If you aren’t already an avid follower of her mesmerizing tumblr, her super cute style blog, or her YouTube channel, then maybe you remember her feature in our inaugural issue of First Time. Or maybe you don’t know her at all, and that’s fine. It was her love of The Simpsons and her ever changing hair color that first drew me to the Canadian bombshell, but it was her indisputable view on Feminism and her approach to style through it that kept me coming back.
We all take inspiration from different places, and one of the most common comes from movies. For her second guest post on the blog, she chose her 10 most inspirational movies (style wise) and broke it down for us on why.
Read part 2 below:
Mystery Train consists of three short stories taking place on the same night in Memphis. I’d like to focus on the first of the three; the enchanting teenage couple making a trip across America. Jim Jarmusch is said to have been inspired by the work of Chaucer and Japanese ghost story cinema – if that doesn’t sell you, you should still watch for the eye-catching Elvis-inspired style.
Early seventies style is making a comeback. There are few better places for inspiration that the films of the time. Badlands is a classic Bonnie & Clyde tale of a teen girl and her greaser boyfriend on a crime spree in the South Dakota badlands. Watch for Sissy Spacek’s freckly faced femininity and a young Martin Sheen in tight white tees.
What a Way to Go! has some of the most outrageous costumes in film history and they are all pulled off with humor and versatility. Shirley MacLaine plays Louisa, a widow of four men whose deaths were directly related to their sudden wealth. But Louisa is no gold-digger; she is simply swept up into incredibly different worlds, all of which are impeccably styled if not campy in the best way.
Set in the early eighties, this biography shows the rise of street-artist Jean-Michel Basquiat in the New York art scene. In the age of Andy Warhol (played by David Bowie!), this Brooklyn artist was an unlikely style pioneer, with a fashion-sense as organic as his art.

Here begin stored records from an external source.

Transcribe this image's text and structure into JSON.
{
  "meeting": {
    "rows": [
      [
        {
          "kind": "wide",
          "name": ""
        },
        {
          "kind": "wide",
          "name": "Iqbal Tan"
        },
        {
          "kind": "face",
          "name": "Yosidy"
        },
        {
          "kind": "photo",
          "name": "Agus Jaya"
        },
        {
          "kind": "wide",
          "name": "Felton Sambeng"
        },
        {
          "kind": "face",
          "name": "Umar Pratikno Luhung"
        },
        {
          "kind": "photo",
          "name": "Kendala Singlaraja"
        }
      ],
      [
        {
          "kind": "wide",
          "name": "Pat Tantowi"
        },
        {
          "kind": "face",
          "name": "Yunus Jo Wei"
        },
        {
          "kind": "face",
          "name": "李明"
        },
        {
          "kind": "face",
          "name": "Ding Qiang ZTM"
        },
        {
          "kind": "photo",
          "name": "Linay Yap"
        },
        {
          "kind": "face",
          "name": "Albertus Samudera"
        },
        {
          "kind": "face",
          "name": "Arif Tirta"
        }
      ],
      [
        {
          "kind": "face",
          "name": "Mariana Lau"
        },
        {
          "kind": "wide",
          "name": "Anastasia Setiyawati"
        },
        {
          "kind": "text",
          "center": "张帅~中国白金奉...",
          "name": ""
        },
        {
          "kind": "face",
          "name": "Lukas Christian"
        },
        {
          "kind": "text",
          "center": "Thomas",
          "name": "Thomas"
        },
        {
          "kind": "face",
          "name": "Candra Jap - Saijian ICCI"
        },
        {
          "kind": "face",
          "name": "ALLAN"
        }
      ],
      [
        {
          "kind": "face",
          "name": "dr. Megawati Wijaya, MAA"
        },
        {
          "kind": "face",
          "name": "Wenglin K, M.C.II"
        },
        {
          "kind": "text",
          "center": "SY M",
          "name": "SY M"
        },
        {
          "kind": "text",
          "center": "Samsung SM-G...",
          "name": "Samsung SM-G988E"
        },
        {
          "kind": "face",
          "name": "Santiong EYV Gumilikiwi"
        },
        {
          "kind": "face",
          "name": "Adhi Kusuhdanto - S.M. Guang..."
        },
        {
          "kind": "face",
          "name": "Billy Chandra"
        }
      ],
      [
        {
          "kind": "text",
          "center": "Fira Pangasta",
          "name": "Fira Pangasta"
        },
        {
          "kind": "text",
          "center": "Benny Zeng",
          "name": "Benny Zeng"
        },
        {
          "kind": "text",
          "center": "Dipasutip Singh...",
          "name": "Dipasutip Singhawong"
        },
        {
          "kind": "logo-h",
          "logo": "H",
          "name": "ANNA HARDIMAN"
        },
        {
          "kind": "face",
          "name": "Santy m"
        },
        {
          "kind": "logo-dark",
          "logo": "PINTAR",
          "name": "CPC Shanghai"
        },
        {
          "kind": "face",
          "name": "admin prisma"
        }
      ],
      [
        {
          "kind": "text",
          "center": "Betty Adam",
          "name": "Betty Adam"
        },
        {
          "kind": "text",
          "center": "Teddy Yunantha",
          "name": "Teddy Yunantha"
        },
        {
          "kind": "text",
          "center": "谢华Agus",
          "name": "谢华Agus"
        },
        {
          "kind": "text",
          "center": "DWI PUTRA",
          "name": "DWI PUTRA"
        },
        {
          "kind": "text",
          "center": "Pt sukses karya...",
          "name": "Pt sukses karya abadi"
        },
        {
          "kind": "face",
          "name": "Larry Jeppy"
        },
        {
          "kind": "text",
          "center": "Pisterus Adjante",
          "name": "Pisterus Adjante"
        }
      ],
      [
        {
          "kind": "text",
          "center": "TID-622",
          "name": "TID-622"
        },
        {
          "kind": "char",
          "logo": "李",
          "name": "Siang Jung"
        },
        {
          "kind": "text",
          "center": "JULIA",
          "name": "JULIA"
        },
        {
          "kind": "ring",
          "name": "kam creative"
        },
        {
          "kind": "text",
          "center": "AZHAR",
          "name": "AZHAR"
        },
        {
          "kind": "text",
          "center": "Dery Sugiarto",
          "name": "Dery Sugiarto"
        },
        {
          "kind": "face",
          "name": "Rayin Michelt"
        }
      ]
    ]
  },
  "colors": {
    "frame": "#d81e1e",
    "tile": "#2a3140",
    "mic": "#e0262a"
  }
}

Stoker was made just last year, but with a sophisticated grace and style it seems it could be taking place today or years in the past. Something about the ambiguity of India’s attire (Mia Wasikowska) and romantic family home creates a sense of timelessness that only adds mystery to an already suspenseful thriller. Stoker is a consistently beautiful film flush with style from start to finish.